snoop-dogg-easter

While today most of the world will be celebrating the resurrection of Christ, today is another landmark for another reason. See how in Denver, Colorado how weed culture has taken over everything from vending machines to even the front page of the Denver Post. For native Californians, 4/20 Day has become an unofficial holiday of sorts, further pushing the “live and let live” mantra that seems to be largely associated with the Golden State. Of course, counter culture originated from the West and now we’re here to determine how exactly we’ve come to celebrate the biggest weed holiday of the year.

The rumors are both hilarious as they are creative; with everything from Hitler’s birthday (April 20, 1889) to an alleged code used amongst police officers being linked to it. Yet the truth, as usual, is often less colorful than the myth.

It’s actually been traced back to the early 70s, coined by a group of San Rafael teenagers known as the Waldos. The group chose 4:20 (as class ended at 3pm) as the designated time to meet up and smoke. It would later transform into a code word in itself, as they began to use the term while out searching for a marijuana field that they had been tipped off about as being abandoned.
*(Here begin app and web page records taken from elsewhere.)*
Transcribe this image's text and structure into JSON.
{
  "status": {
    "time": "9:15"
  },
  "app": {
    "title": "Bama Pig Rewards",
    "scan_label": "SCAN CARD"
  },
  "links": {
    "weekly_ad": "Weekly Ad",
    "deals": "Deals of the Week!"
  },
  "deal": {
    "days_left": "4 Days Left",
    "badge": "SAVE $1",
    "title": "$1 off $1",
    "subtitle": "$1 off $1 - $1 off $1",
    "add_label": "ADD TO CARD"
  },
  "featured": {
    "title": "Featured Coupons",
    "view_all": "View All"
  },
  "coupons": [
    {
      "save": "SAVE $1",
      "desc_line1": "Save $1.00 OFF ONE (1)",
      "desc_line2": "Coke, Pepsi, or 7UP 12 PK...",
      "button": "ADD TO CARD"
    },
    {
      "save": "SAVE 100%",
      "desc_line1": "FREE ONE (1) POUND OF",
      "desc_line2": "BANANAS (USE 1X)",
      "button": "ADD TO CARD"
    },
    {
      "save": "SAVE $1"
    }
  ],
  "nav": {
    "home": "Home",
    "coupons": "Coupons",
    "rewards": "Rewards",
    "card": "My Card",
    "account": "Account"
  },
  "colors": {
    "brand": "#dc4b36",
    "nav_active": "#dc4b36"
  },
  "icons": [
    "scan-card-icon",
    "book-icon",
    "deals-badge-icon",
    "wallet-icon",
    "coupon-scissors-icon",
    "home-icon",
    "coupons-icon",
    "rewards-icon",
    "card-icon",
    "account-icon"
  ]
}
The goal? To score free weed and smoke it amongst friends; and 4-20 was born.

Explained one of the Waldo brothers to the Huffington Post in 2010, “I could say to one of my friends, I’d go, 420, and it was telepathic. He would know if I was saying, ‘Hey, do you wanna go smoke some?’ Or, ‘Do you have any?’ Or, ‘Are you stoned right now?’ It was kind of telepathic just from the way you said it,” Steve says. “Our teachers didn’t know what we were talking about. Our parents didn’t know what we were talking about.”

From there the term began to loosely float among the Cannabis Culture; eventually gaining mainstream recognition after one of the Waldo’s members introduced the term to the Grateful Dead, who they knew via a family member.
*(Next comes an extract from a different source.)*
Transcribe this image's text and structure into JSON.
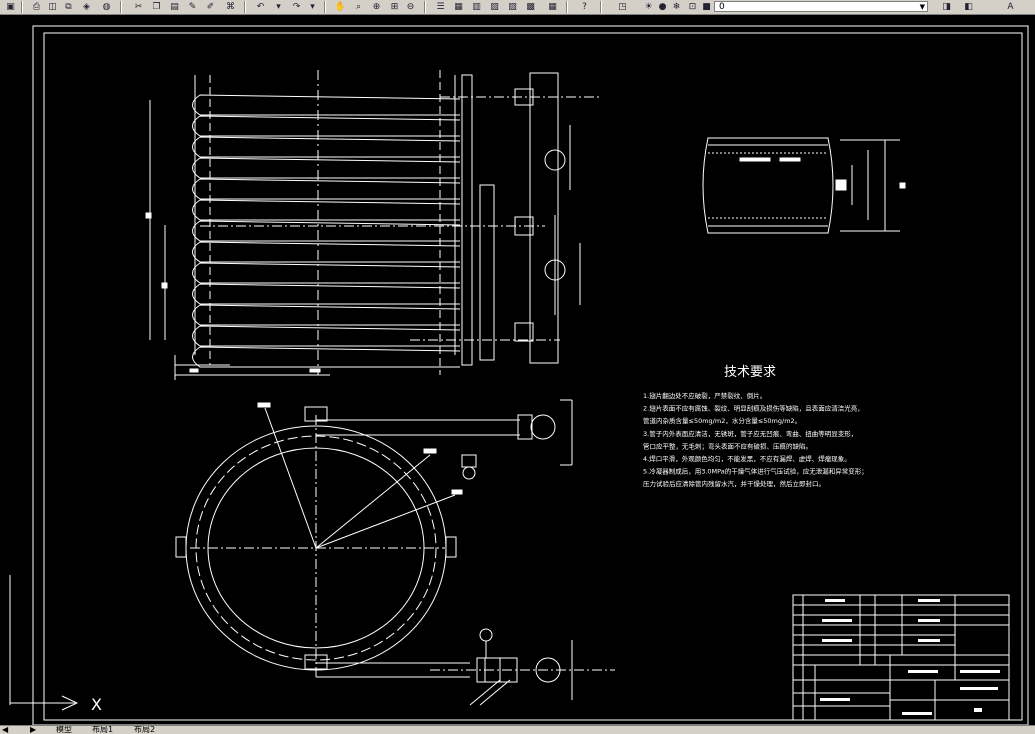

Once reaching Dead Heads, as fans of the iconic group are known as; it began to reach national consciousness, serving as a perfect vehicle for the Hippie Culture which peaked within the Bay Area during the 70s. Since then the term has floated across the country, migrating from UC campuses to festivals thousands of miles away.

With the passing of legislation in Washington and Colorado formally legalizing the use of the drug, at least on a state level, the “holiday” continues to grow and enjoy support. While it may never catch on amongst mainstream society, for proponents of legalizing marijuana it remains a celebration in itself.
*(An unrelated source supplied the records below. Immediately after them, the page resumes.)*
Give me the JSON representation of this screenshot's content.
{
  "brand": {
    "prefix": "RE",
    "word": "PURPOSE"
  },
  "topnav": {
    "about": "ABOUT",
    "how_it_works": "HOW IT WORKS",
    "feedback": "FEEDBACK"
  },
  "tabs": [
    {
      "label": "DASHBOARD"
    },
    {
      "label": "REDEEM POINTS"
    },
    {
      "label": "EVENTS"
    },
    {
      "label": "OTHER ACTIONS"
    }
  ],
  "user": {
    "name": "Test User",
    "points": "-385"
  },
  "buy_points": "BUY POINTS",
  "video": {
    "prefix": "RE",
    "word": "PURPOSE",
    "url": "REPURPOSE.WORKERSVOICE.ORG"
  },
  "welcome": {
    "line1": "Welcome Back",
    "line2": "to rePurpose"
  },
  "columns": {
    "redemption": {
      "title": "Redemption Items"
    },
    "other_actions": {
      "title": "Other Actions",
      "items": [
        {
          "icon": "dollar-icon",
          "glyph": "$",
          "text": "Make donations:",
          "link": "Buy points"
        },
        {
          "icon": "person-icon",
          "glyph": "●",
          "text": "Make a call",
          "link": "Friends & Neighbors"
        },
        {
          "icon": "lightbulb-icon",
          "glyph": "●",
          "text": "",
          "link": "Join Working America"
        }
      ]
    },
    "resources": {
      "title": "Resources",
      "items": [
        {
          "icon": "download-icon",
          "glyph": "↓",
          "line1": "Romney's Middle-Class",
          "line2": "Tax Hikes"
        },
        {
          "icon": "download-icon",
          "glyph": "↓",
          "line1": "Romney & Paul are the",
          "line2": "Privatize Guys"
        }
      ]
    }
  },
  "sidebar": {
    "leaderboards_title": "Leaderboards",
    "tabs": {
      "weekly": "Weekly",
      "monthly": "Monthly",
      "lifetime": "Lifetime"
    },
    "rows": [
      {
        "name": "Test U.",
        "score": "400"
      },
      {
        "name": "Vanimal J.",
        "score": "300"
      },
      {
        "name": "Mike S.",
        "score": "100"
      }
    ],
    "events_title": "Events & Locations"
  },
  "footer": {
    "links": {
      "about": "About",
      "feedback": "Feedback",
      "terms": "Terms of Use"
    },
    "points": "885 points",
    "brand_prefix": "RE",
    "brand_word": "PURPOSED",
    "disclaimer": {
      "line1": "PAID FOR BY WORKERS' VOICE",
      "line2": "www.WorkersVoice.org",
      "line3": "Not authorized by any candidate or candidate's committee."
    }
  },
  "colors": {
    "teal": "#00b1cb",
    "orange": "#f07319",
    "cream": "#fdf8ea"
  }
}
Also, we’ll never know if Dominos will bring back its legendary 4/20 deal.